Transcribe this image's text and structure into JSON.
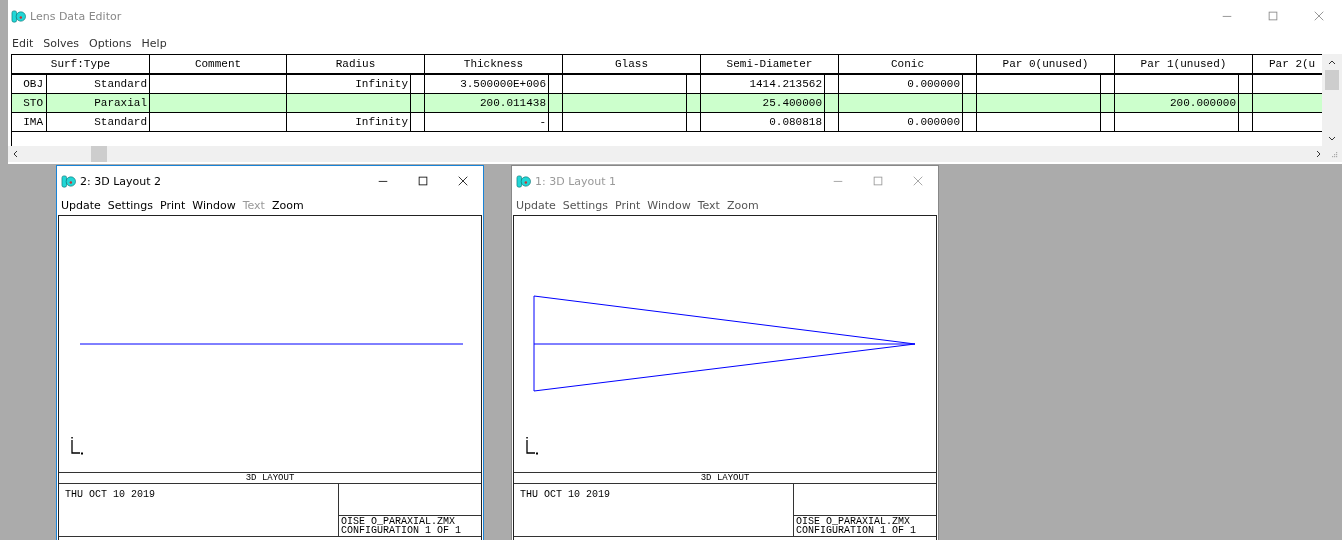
{
  "editor": {
    "title": "Lens Data Editor",
    "active": false,
    "menu": [
      "Edit",
      "Solves",
      "Options",
      "Help"
    ],
    "table": {
      "columns": [
        "Surf:Type",
        "Comment",
        "Radius",
        "Thickness",
        "Glass",
        "Semi-Diameter",
        "Conic",
        "Par 0(unused)",
        "Par 1(unused)",
        "Par 2(u"
      ],
      "rows": [
        {
          "surface": "OBJ",
          "selected": false,
          "cells": [
            "Standard",
            "",
            "Infinity",
            "3.500000E+006",
            "",
            "1414.213562",
            "0.000000",
            "",
            "",
            ""
          ]
        },
        {
          "surface": "STO",
          "selected": true,
          "cells": [
            "Paraxial",
            "",
            "",
            "200.011438",
            "",
            "25.400000",
            "",
            "",
            "200.000000",
            ""
          ]
        },
        {
          "surface": "IMA",
          "selected": false,
          "cells": [
            "Standard",
            "",
            "Infinity",
            "-",
            "",
            "0.080818",
            "0.000000",
            "",
            "",
            ""
          ]
        }
      ]
    }
  },
  "windows": [
    {
      "title": "2: 3D Layout 2",
      "active": true,
      "kind": "line",
      "menu": [
        {
          "label": "Update",
          "disabled": false
        },
        {
          "label": "Settings",
          "disabled": false
        },
        {
          "label": "Print",
          "disabled": false
        },
        {
          "label": "Window",
          "disabled": false
        },
        {
          "label": "Text",
          "disabled": true
        },
        {
          "label": "Zoom",
          "disabled": false
        }
      ],
      "plot_title": "3D LAYOUT",
      "date": "THU OCT 10 2019",
      "file": "OISE O_PARAXIAL.ZMX",
      "config": "CONFIGURATION 1 OF 1"
    },
    {
      "title": "1: 3D Layout 1",
      "active": false,
      "kind": "fan",
      "menu": [
        {
          "label": "Update",
          "disabled": false
        },
        {
          "label": "Settings",
          "disabled": false
        },
        {
          "label": "Print",
          "disabled": false
        },
        {
          "label": "Window",
          "disabled": false
        },
        {
          "label": "Text",
          "disabled": false
        },
        {
          "label": "Zoom",
          "disabled": false
        }
      ],
      "plot_title": "3D LAYOUT",
      "date": "THU OCT 10 2019",
      "file": "OISE O_PARAXIAL.ZMX",
      "config": "CONFIGURATION 1 OF 1"
    }
  ]
}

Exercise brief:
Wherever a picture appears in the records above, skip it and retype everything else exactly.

Answer area:
Transcribe this image's text and structure into JSON.
{
  "editor": {
    "title": "Lens Data Editor",
    "active": false,
    "menu": [
      "Edit",
      "Solves",
      "Options",
      "Help"
    ],
    "table": {
      "columns": [
        "Surf:Type",
        "Comment",
        "Radius",
        "Thickness",
        "Glass",
        "Semi-Diameter",
        "Conic",
        "Par 0(unused)",
        "Par 1(unused)",
        "Par 2(u"
      ],
      "rows": [
        {
          "surface": "OBJ",
          "selected": false,
          "cells": [
            "Standard",
            "",
            "Infinity",
            "3.500000E+006",
            "",
            "1414.213562",
            "0.000000",
            "",
            "",
            ""
          ]
        },
        {
          "surface": "STO",
          "selected": true,
          "cells": [
            "Paraxial",
            "",
            "",
            "200.011438",
            "",
            "25.400000",
            "",
            "",
            "200.000000",
            ""
          ]
        },
        {
          "surface": "IMA",
          "selected": false,
          "cells": [
            "Standard",
            "",
            "Infinity",
            "-",
            "",
            "0.080818",
            "0.000000",
            "",
            "",
            ""
          ]
        }
      ]
    }
  },
  "windows": [
    {
      "title": "2: 3D Layout 2",
      "active": true,
      "kind": "line",
      "menu": [
        {
          "label": "Update",
          "disabled": false
        },
        {
          "label": "Settings",
          "disabled": false
        },
        {
          "label": "Print",
          "disabled": false
        },
        {
          "label": "Window",
          "disabled": false
        },
        {
          "label": "Text",
          "disabled": true
        },
        {
          "label": "Zoom",
          "disabled": false
        }
      ],
      "plot_title": "3D LAYOUT",
      "date": "THU OCT 10 2019",
      "file": "OISE O_PARAXIAL.ZMX",
      "config": "CONFIGURATION 1 OF 1"
    },
    {
      "title": "1: 3D Layout 1",
      "active": false,
      "kind": "fan",
      "menu": [
        {
          "label": "Update",
          "disabled": false
        },
        {
          "label": "Settings",
          "disabled": false
        },
        {
          "label": "Print",
          "disabled": false
        },
        {
          "label": "Window",
          "disabled": false
        },
        {
          "label": "Text",
          "disabled": false
        },
        {
          "label": "Zoom",
          "disabled": false
        }
      ],
      "plot_title": "3D LAYOUT",
      "date": "THU OCT 10 2019",
      "file": "OISE O_PARAXIAL.ZMX",
      "config": "CONFIGURATION 1 OF 1"
    }
  ]
}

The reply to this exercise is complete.